ERIC Number: ED131063
Record Type: RIE
Publication Date: 1972
Reference Count: 0
Test of a Contingency Model of Teacher Effectiveness.
Reavis, Charles A.; Derlega, Valerian J.
The basic theory that the teacher style required for effective learning in the classroom is contingent on the favorableness of the group situation was tested in a controlled experiment. Eight groups of eighth-grade boys were assigned to two teachers, four groups for each. Two hypotheses were under examination: (1) A task-oriented teacher will be more effective in terms of student learning in a situation that is unfavorable rather than favorable for being a teacher; (2) A person-oriented teacher will be more effective in a situation that is favorable rather than unfavorable for being a teacher.

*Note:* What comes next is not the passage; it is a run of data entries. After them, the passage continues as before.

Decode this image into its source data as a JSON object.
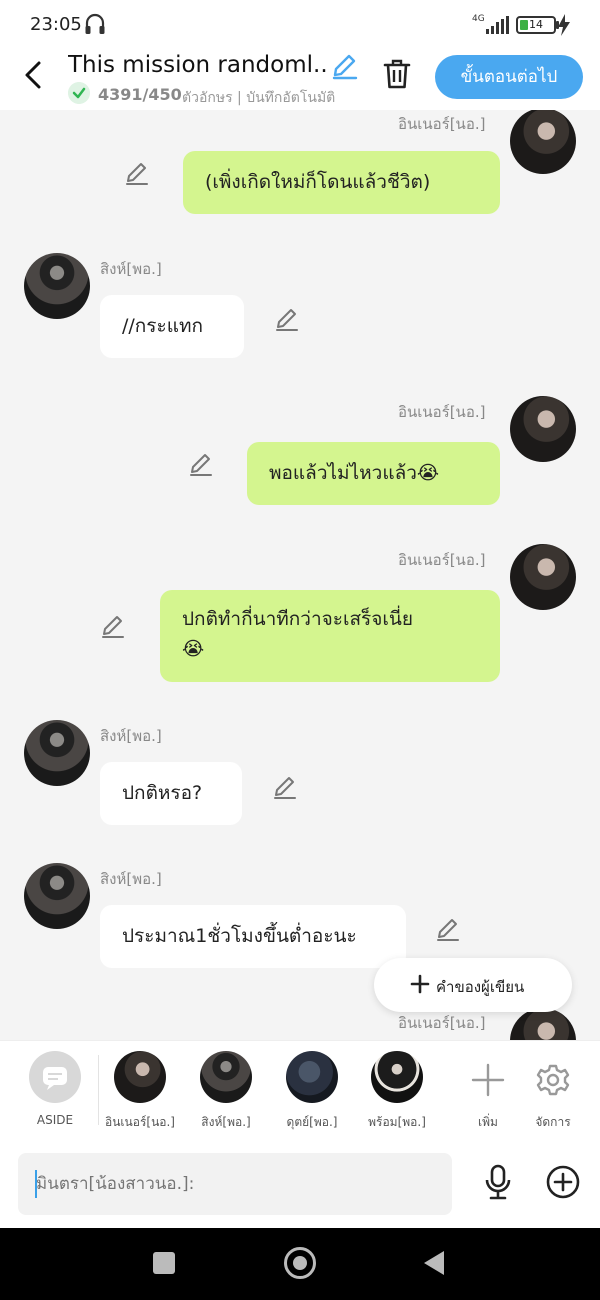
{
  "status_bar": {
    "time": "23:05",
    "network": "4G",
    "battery": "14"
  },
  "header": {
    "title": "This mission randoml...",
    "char_count": "4391/450",
    "meta": "ตัวอักษร | บันทึกอัตโนมัติ",
    "next_label": "ขั้นตอนต่อไป"
  },
  "messages": [
    {
      "speaker": "อินเนอร์[นอ.]",
      "side": "right",
      "text": "(เพิ่งเกิดใหม่ก็โดนแล้วชีวิต)"
    },
    {
      "speaker": "สิงห์[พอ.]",
      "side": "left",
      "text": "//กระแทก"
    },
    {
      "speaker": "อินเนอร์[นอ.]",
      "side": "right",
      "text": "พอแล้วไม่ไหวแล้ว😭"
    },
    {
      "speaker": "อินเนอร์[นอ.]",
      "side": "right",
      "line1": "ปกติทำกี่นาทีกว่าจะเสร็จเนี่ย",
      "line2": "😭"
    },
    {
      "speaker": "สิงห์[พอ.]",
      "side": "left",
      "text": "ปกติหรอ?"
    },
    {
      "speaker": "สิงห์[พอ.]",
      "side": "left",
      "text": "ประมาณ1ชั่วโมงขึ้นต่ำอะนะ"
    },
    {
      "speaker": "อินเนอร์[นอ.]",
      "side": "right",
      "text": ""
    }
  ],
  "author_note_label": "คำของผู้เขียน",
  "characters": [
    {
      "label": "ASIDE"
    },
    {
      "label": "อินเนอร์[นอ.]"
    },
    {
      "label": "สิงห์[พอ.]"
    },
    {
      "label": "ดุตย์[พอ.]"
    },
    {
      "label": "พร้อม[พอ.]"
    },
    {
      "label": "เพิ่ม"
    },
    {
      "label": "จัดการ"
    }
  ],
  "input": {
    "placeholder": "มินตรา[น้องสาวนอ.]:"
  },
  "colors": {
    "accent": "#4aa8f0",
    "my_bubble": "#d4f58f",
    "their_bubble": "#ffffff"
  }
}
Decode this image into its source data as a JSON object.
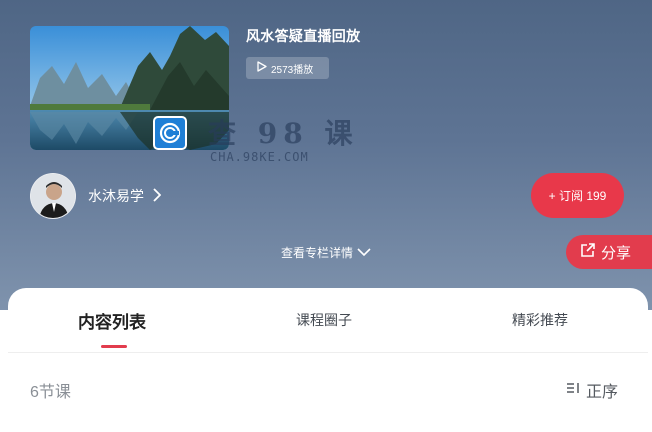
{
  "course": {
    "title": "风水答疑直播回放",
    "plays_label": "2573播放"
  },
  "watermark": {
    "main": "查 98 课",
    "sub": "CHA.98KE.COM"
  },
  "author": {
    "name": "水沐易学"
  },
  "actions": {
    "subscribe_label": "+ 订阅 199",
    "details_label": "查看专栏详情",
    "share_label": "分享"
  },
  "tabs": [
    {
      "label": "内容列表",
      "active": true
    },
    {
      "label": "课程圈子",
      "active": false
    },
    {
      "label": "精彩推荐",
      "active": false
    }
  ],
  "list": {
    "count_label": "6节课",
    "sort_label": "正序"
  },
  "colors": {
    "accent": "#e23c4d",
    "header": "#5e7494"
  }
}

The test studied the interrelationship between teacher style and situational factors with student performance. The subject was word imagery. The task-oriented teacher gave directions one step at a time, criticized and praised individuals, remained aloof from the group, and determined how the session should be conducted. The person-oriented teacher explained the subject, criticized and praised the group as a whole, and conducted the session democratically as a member of the group. While statistically accurate measurement of pupil achievement under the different teaching styles and situations were not obtainable, a general conclusion was reached. The implication was that teacher education students should be taught to vary their teaching style according to the favorableness of the teaching situation. Appendixes include the test given to the students after the teaching session; instructions to the two teachers; and a form for the students to use in evaluating the experience. (JD)
Publication Type: Reports - Research
Education Level: N/A
Authoring Institution: N/A